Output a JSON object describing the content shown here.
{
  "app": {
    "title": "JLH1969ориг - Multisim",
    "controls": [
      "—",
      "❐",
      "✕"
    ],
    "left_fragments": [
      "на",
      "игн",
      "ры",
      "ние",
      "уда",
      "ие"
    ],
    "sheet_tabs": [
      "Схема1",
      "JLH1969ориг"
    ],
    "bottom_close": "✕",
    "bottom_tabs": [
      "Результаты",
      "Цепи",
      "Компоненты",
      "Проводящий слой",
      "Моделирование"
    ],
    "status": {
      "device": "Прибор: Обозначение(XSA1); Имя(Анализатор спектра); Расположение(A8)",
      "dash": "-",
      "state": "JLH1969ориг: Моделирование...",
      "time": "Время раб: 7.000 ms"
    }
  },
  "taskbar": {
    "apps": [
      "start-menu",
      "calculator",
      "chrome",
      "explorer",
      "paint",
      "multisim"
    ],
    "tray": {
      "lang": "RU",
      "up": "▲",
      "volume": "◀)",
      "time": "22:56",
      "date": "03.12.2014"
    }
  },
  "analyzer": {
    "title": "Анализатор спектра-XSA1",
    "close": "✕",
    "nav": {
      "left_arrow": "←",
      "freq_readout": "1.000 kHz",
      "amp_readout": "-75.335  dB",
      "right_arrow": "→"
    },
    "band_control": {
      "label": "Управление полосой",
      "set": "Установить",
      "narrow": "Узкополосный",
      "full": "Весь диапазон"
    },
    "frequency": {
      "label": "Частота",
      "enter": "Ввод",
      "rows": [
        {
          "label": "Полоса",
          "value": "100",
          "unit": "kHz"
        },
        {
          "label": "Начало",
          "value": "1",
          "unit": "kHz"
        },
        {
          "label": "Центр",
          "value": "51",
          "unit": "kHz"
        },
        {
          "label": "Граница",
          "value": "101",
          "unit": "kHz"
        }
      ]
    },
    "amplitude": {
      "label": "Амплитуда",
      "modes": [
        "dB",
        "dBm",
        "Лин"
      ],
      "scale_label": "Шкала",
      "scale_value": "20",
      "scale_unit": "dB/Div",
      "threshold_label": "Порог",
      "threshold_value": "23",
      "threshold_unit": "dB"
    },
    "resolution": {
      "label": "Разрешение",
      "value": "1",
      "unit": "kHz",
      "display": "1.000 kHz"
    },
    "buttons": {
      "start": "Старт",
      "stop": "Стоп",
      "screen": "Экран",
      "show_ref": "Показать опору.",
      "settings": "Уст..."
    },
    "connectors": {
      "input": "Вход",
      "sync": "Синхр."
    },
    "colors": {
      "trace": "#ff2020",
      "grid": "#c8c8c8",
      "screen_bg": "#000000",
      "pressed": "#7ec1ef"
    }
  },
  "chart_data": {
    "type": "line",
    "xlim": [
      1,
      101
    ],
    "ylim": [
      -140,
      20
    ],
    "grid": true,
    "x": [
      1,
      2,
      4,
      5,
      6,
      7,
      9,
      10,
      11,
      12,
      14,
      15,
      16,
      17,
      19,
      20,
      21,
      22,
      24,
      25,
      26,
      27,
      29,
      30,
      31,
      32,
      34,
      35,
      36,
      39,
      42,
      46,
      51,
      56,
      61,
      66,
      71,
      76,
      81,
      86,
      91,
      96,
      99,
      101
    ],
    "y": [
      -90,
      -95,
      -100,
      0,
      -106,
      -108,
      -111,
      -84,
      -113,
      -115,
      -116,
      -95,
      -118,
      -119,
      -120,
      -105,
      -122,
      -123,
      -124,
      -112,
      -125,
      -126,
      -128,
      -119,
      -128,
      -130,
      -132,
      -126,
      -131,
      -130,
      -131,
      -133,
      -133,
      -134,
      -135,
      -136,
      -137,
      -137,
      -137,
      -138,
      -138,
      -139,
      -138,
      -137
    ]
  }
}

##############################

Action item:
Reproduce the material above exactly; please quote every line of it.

Reply to the exercise:
Output a JSON object describing the content shown here.
{
  "app": {
    "title": "JLH1969ориг - Multisim",
    "controls": [
      "—",
      "❐",
      "✕"
    ],
    "left_fragments": [
      "на",
      "игн",
      "ры",
      "ние",
      "уда",
      "ие"
    ],
    "sheet_tabs": [
      "Схема1",
      "JLH1969ориг"
    ],
    "bottom_close": "✕",
    "bottom_tabs": [
      "Результаты",
      "Цепи",
      "Компоненты",
      "Проводящий слой",
      "Моделирование"
    ],
    "status": {
      "device": "Прибор: Обозначение(XSA1); Имя(Анализатор спектра); Расположение(A8)",
      "dash": "-",
      "state": "JLH1969ориг: Моделирование...",
      "time": "Время раб: 7.000 ms"
    }
  },
  "taskbar": {
    "apps": [
      "start-menu",
      "calculator",
      "chrome",
      "explorer",
      "paint",
      "multisim"
    ],
    "tray": {
      "lang": "RU",
      "up": "▲",
      "volume": "◀)",
      "time": "22:56",
      "date": "03.12.2014"
    }
  },
  "analyzer": {
    "title": "Анализатор спектра-XSA1",
    "close": "✕",
    "nav": {
      "left_arrow": "←",
      "freq_readout": "1.000 kHz",
      "amp_readout": "-75.335  dB",
      "right_arrow": "→"
    },
    "band_control": {
      "label": "Управление полосой",
      "set": "Установить",
      "narrow": "Узкополосный",
      "full": "Весь диапазон"
    },
    "frequency": {
      "label": "Частота",
      "enter": "Ввод",
      "rows": [
        {
          "label": "Полоса",
          "value": "100",
          "unit": "kHz"
        },
        {
          "label": "Начало",
          "value": "1",
          "unit": "kHz"
        },
        {
          "label": "Центр",
          "value": "51",
          "unit": "kHz"
        },
        {
          "label": "Граница",
          "value": "101",
          "unit": "kHz"
        }
      ]
    },
    "amplitude": {
      "label": "Амплитуда",
      "modes": [
        "dB",
        "dBm",
        "Лин"
      ],
      "scale_label": "Шкала",
      "scale_value": "20",
      "scale_unit": "dB/Div",
      "threshold_label": "Порог",
      "threshold_value": "23",
      "threshold_unit": "dB"
    },
    "resolution": {
      "label": "Разрешение",
      "value": "1",
      "unit": "kHz",
      "display": "1.000 kHz"
    },
    "buttons": {
      "start": "Старт",
      "stop": "Стоп",
      "screen": "Экран",
      "show_ref": "Показать опору.",
      "settings": "Уст..."
    },
    "connectors": {
      "input": "Вход",
      "sync": "Синхр."
    },
    "colors": {
      "trace": "#ff2020",
      "grid": "#c8c8c8",
      "screen_bg": "#000000",
      "pressed": "#7ec1ef"
    }
  },
  "chart_data": {
    "type": "line",
    "xlim": [
      1,
      101
    ],
    "ylim": [
      -140,
      20
    ],
    "grid": true,
    "x": [
      1,
      2,
      4,
      5,
      6,
      7,
      9,
      10,
      11,
      12,
      14,
      15,
      16,
      17,
      19,
      20,
      21,
      22,
      24,
      25,
      26,
      27,
      29,
      30,
      31,
      32,
      34,
      35,
      36,
      39,
      42,
      46,
      51,
      56,
      61,
      66,
      71,
      76,
      81,
      86,
      91,
      96,
      99,
      101
    ],
    "y": [
      -90,
      -95,
      -100,
      0,
      -106,
      -108,
      -111,
      -84,
      -113,
      -115,
      -116,
      -95,
      -118,
      -119,
      -120,
      -105,
      -122,
      -123,
      -124,
      -112,
      -125,
      -126,
      -128,
      -119,
      -128,
      -130,
      -132,
      -126,
      -131,
      -130,
      -131,
      -133,
      -133,
      -134,
      -135,
      -136,
      -137,
      -137,
      -137,
      -138,
      -138,
      -139,
      -138,
      -137
    ]
  }
}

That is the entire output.